About this exercise: Search the records for the string "uwudir" and return each line that has it.

(Task material)

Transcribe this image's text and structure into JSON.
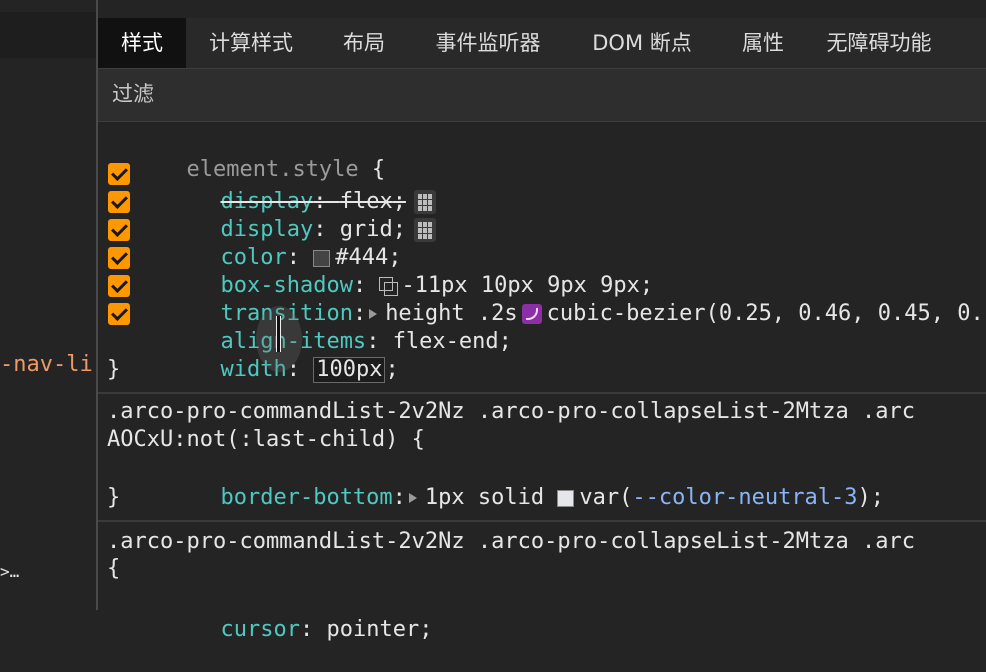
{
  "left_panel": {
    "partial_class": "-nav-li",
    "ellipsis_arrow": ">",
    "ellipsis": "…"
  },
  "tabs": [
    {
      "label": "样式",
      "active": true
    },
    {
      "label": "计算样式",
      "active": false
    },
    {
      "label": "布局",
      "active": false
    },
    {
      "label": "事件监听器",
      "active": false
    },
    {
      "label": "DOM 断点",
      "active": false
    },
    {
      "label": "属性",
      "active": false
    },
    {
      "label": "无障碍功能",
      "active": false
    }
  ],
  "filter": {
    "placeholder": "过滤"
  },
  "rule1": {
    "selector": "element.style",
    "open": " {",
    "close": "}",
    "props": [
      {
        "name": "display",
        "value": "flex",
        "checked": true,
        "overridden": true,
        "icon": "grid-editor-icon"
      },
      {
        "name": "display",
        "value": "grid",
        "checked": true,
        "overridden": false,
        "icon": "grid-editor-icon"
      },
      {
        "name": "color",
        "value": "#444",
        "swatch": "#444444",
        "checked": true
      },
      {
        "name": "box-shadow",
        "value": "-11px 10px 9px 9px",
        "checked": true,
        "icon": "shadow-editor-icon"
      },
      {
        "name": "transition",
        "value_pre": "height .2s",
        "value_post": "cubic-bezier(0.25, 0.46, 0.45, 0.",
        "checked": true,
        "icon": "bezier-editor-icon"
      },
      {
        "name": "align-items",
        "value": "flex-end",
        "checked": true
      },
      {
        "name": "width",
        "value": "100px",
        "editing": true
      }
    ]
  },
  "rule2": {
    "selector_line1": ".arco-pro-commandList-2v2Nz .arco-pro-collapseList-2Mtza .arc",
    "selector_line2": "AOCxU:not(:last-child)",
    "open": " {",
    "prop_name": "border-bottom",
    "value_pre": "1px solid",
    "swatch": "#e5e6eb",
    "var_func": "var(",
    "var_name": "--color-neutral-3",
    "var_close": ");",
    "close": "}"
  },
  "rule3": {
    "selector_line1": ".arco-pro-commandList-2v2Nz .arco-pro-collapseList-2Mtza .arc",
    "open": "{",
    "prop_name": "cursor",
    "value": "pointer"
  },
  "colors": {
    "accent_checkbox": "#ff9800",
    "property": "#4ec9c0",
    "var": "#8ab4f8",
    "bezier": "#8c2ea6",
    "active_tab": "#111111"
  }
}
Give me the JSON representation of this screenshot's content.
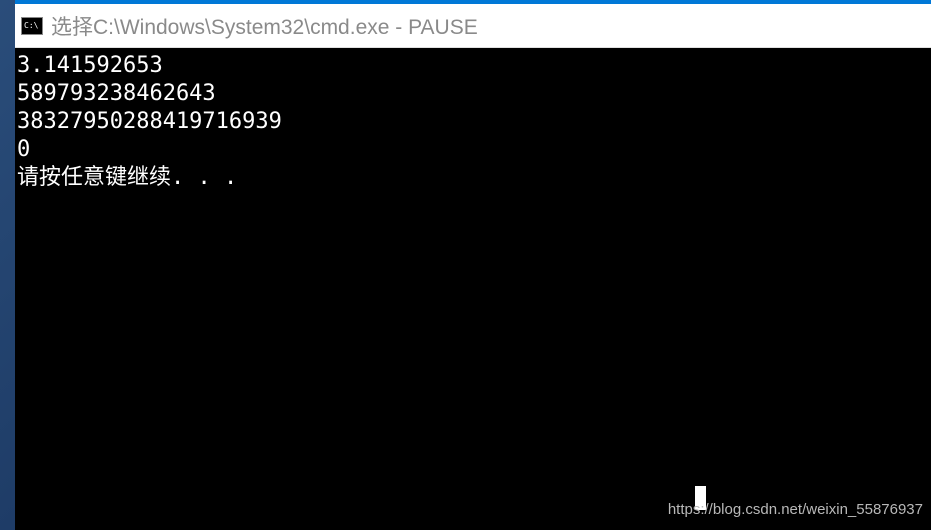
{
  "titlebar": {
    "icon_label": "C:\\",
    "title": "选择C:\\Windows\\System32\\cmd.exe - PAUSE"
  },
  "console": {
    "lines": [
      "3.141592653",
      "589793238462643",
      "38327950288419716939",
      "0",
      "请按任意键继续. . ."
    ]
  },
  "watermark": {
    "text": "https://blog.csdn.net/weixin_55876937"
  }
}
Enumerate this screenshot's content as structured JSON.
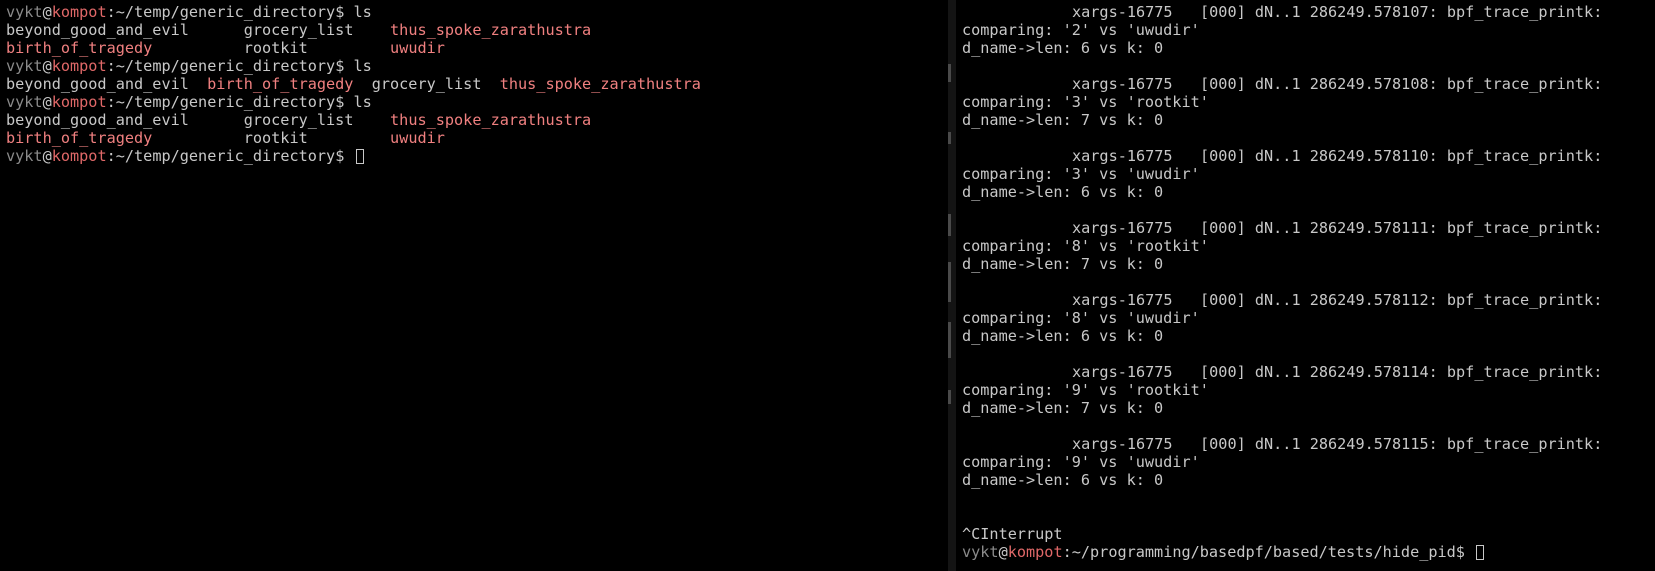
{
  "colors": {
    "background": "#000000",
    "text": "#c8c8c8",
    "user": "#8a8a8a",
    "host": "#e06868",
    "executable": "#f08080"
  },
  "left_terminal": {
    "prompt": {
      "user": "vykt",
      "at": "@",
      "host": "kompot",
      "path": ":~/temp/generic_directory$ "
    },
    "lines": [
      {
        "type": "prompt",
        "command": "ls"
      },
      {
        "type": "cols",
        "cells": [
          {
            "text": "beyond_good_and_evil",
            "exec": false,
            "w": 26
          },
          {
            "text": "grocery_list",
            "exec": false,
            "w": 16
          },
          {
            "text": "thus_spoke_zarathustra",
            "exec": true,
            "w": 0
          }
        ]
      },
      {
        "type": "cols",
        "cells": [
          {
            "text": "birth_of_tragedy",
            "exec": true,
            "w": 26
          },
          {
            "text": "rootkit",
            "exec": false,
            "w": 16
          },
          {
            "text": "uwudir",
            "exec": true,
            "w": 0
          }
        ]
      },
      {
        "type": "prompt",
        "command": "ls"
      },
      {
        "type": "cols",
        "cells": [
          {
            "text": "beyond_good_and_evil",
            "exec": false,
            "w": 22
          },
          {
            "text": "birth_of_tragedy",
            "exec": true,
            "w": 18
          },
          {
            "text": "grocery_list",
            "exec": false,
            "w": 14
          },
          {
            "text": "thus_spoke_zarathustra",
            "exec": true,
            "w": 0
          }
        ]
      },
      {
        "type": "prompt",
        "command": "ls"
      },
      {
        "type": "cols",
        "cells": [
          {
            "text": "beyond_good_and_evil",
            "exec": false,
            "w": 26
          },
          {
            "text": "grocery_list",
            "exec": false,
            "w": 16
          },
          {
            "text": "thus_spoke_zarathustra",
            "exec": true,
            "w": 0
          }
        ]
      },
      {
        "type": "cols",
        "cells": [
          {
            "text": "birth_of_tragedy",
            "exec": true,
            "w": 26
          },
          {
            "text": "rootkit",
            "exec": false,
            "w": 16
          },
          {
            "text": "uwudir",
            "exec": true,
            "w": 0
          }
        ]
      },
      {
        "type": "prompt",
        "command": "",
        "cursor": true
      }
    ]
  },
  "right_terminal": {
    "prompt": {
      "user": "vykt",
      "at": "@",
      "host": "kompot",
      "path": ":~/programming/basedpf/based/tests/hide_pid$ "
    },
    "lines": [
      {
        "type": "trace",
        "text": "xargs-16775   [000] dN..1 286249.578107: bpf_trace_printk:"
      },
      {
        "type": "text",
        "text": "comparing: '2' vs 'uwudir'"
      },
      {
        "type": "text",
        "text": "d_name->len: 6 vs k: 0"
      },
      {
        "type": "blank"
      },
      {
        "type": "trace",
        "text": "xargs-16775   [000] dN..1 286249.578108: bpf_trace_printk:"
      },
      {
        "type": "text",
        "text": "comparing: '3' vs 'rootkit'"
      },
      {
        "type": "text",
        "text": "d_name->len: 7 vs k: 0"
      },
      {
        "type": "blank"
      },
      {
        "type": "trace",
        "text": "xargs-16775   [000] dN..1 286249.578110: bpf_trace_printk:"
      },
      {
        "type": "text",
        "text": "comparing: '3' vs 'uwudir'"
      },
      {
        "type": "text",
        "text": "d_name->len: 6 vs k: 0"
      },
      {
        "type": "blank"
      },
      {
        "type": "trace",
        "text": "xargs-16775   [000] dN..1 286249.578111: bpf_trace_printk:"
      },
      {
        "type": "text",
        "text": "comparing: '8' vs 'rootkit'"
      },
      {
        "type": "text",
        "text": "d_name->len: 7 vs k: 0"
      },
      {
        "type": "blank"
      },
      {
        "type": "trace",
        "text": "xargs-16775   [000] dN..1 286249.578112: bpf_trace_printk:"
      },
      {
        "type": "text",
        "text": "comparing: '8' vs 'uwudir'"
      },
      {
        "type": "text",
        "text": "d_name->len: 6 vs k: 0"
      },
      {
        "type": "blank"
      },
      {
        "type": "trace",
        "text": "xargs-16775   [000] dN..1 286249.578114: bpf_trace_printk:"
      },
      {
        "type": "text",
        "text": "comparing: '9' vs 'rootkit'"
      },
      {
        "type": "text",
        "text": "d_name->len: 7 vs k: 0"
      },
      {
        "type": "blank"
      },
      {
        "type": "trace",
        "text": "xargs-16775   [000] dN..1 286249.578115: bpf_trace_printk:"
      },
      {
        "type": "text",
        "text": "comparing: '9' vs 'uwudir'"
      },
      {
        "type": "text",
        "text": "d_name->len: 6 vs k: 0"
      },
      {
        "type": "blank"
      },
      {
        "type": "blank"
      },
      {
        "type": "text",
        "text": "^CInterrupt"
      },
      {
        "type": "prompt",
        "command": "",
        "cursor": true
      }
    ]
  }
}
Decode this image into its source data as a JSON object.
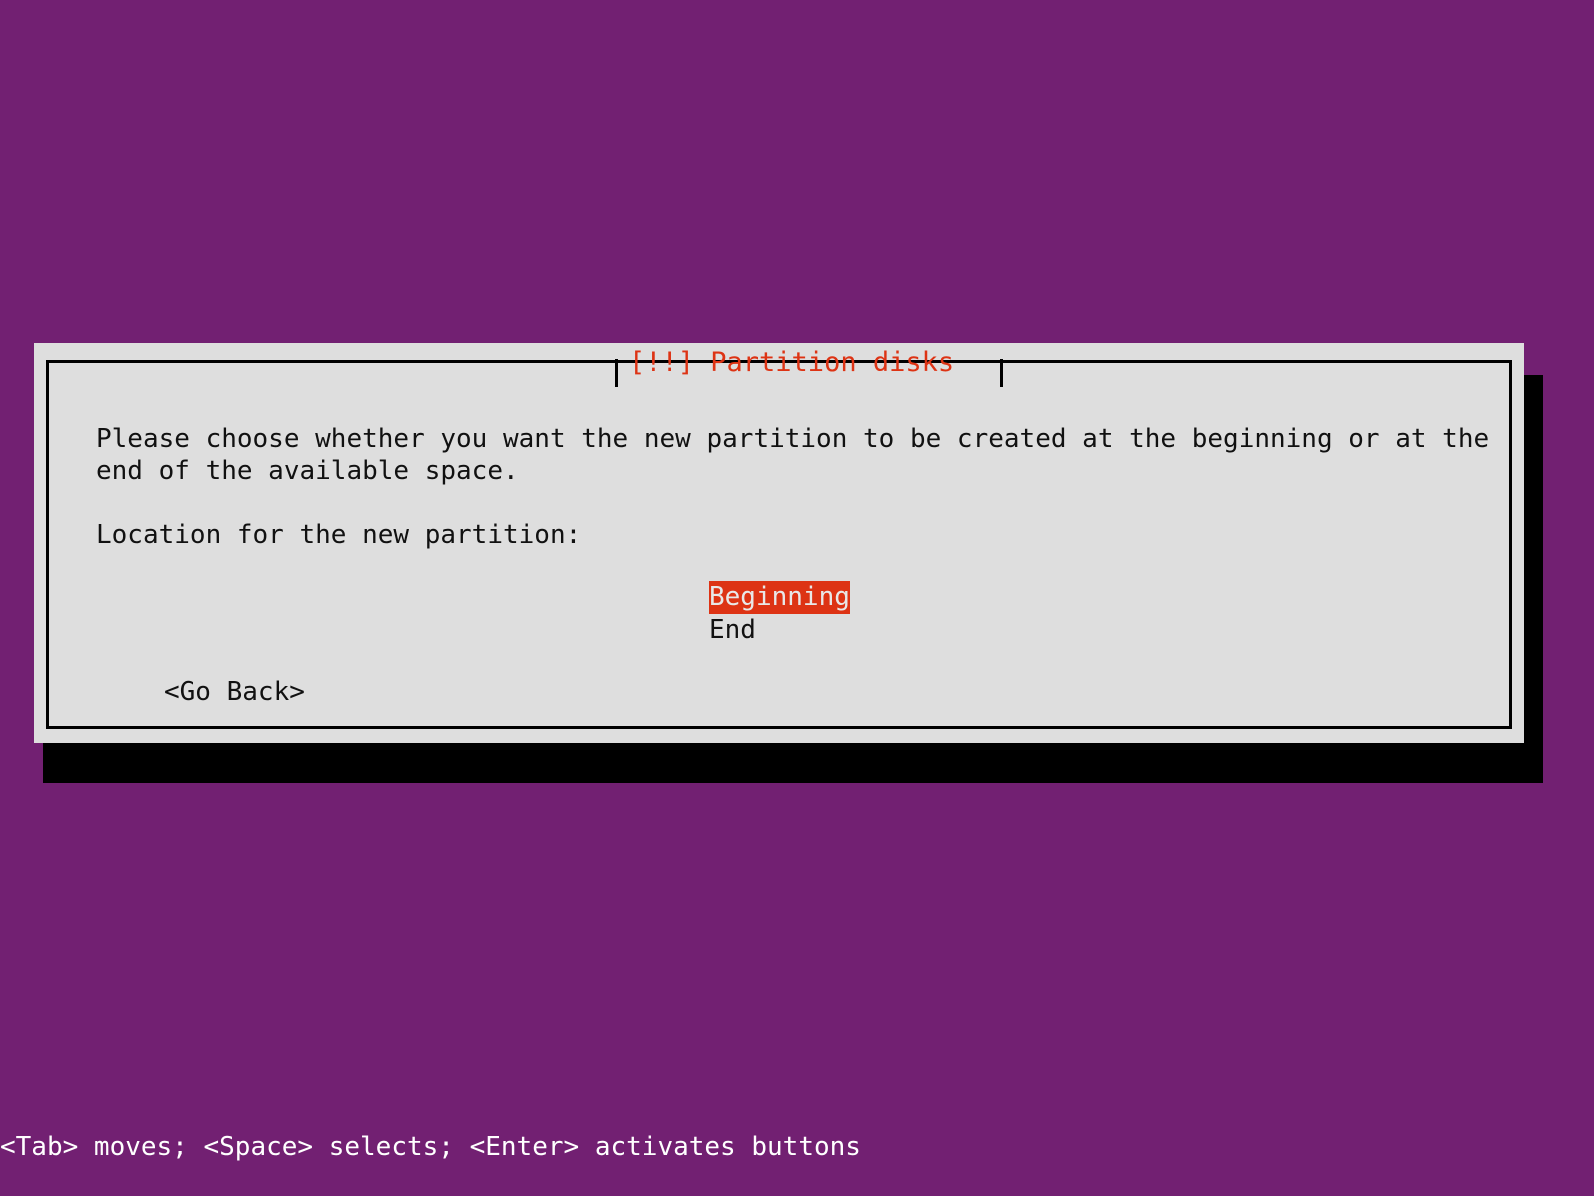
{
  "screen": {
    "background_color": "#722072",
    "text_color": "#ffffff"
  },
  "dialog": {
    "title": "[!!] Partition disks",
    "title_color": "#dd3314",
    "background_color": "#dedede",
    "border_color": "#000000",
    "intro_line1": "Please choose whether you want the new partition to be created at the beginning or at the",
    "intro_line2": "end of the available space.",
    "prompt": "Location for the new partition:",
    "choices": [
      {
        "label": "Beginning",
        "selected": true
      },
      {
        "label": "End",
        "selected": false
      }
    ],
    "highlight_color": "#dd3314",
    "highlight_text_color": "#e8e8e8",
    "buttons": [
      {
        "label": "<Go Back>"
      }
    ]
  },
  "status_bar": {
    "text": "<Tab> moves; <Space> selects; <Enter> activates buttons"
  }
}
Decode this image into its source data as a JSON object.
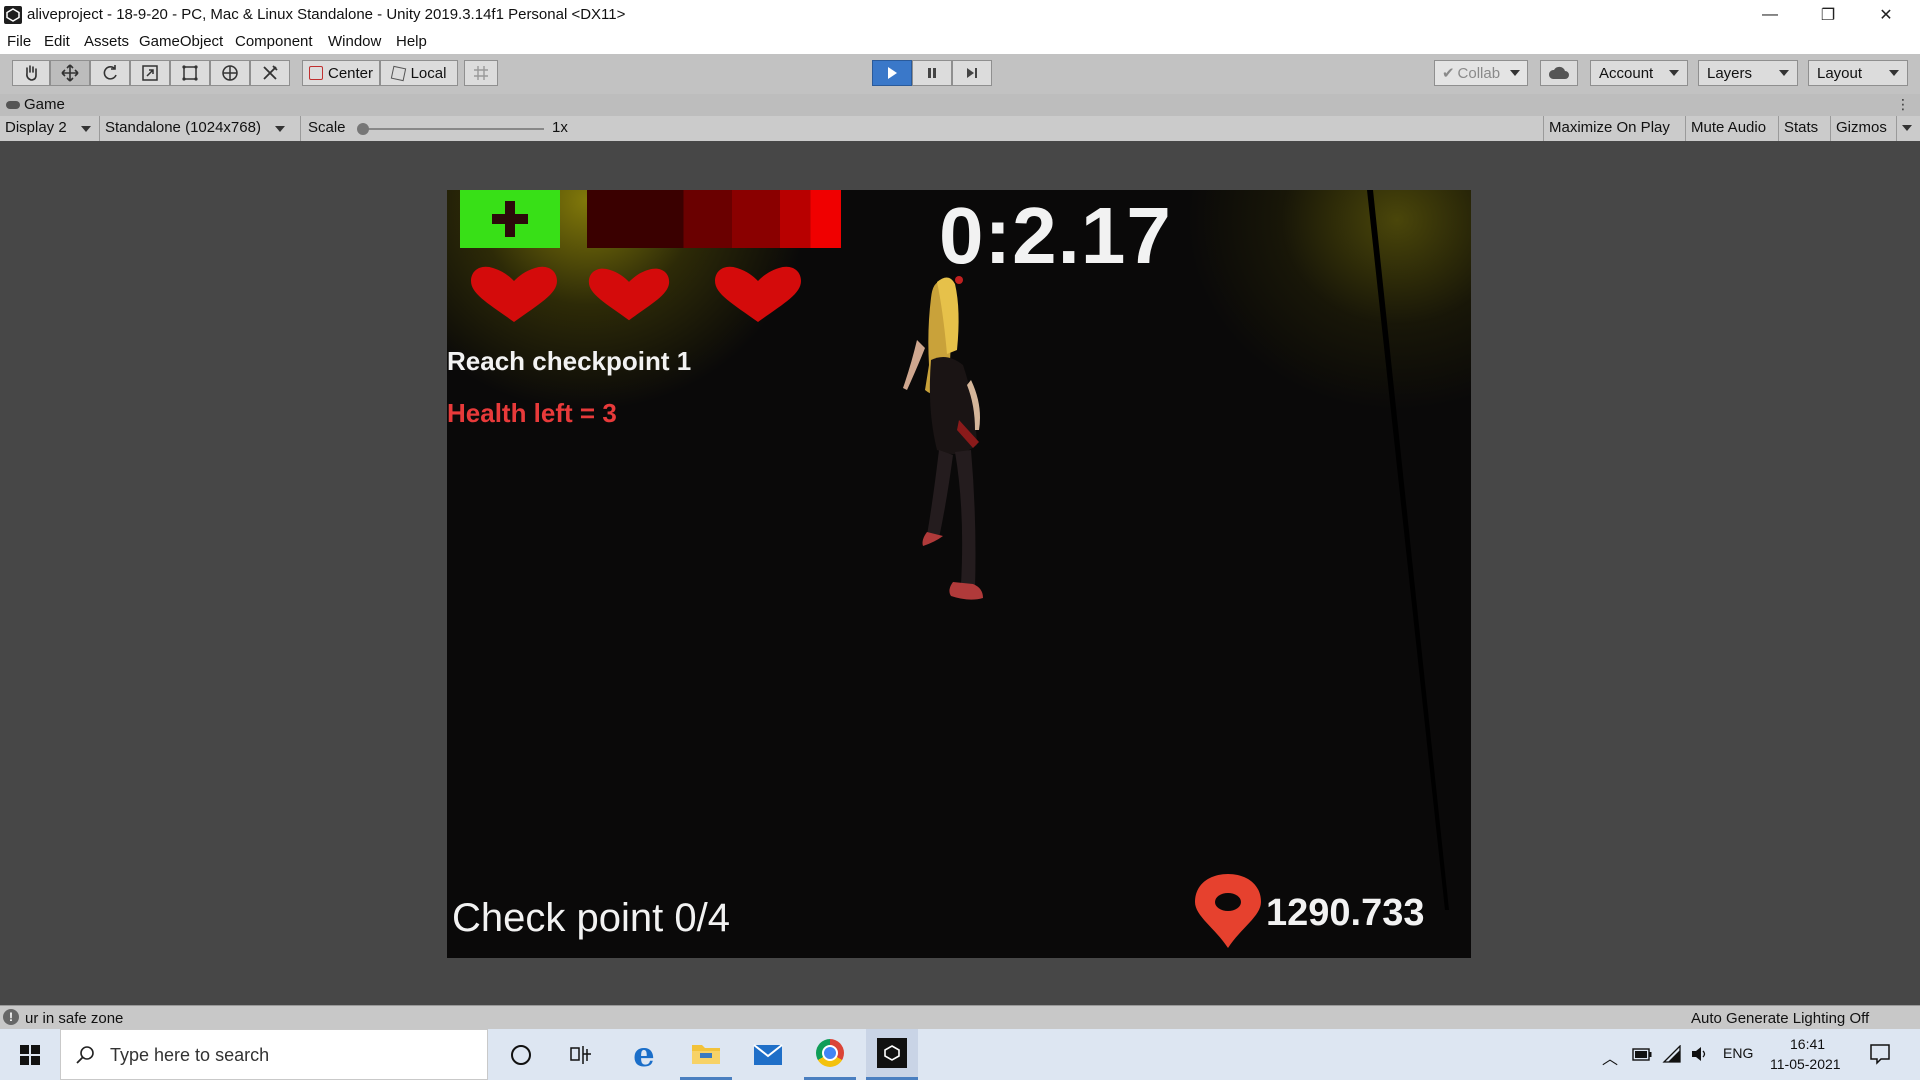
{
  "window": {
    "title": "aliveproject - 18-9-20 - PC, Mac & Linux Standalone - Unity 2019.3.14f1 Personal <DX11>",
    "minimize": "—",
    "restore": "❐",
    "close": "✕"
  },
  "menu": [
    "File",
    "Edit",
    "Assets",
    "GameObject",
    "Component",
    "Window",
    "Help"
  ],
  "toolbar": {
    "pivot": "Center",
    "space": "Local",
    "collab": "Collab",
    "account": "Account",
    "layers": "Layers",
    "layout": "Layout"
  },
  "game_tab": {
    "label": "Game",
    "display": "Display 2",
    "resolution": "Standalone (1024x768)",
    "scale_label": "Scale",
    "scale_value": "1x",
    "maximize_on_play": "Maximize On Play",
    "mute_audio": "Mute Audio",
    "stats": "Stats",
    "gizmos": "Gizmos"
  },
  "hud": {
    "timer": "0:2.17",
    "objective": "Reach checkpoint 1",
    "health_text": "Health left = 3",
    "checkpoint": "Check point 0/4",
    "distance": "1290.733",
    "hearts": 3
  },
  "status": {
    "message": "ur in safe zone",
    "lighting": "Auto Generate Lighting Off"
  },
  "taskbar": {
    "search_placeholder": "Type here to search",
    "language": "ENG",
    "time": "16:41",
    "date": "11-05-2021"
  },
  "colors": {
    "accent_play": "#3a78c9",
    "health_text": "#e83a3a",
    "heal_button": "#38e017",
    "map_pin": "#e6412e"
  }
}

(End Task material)

Output for this exercise:
            "text": "uwudir",
            "text": "uwudir",
        "text": "comparing: '2' vs 'uwudir'"
        "text": "comparing: '3' vs 'uwudir'"
        "text": "comparing: '8' vs 'uwudir'"
        "text": "comparing: '9' vs 'uwudir'"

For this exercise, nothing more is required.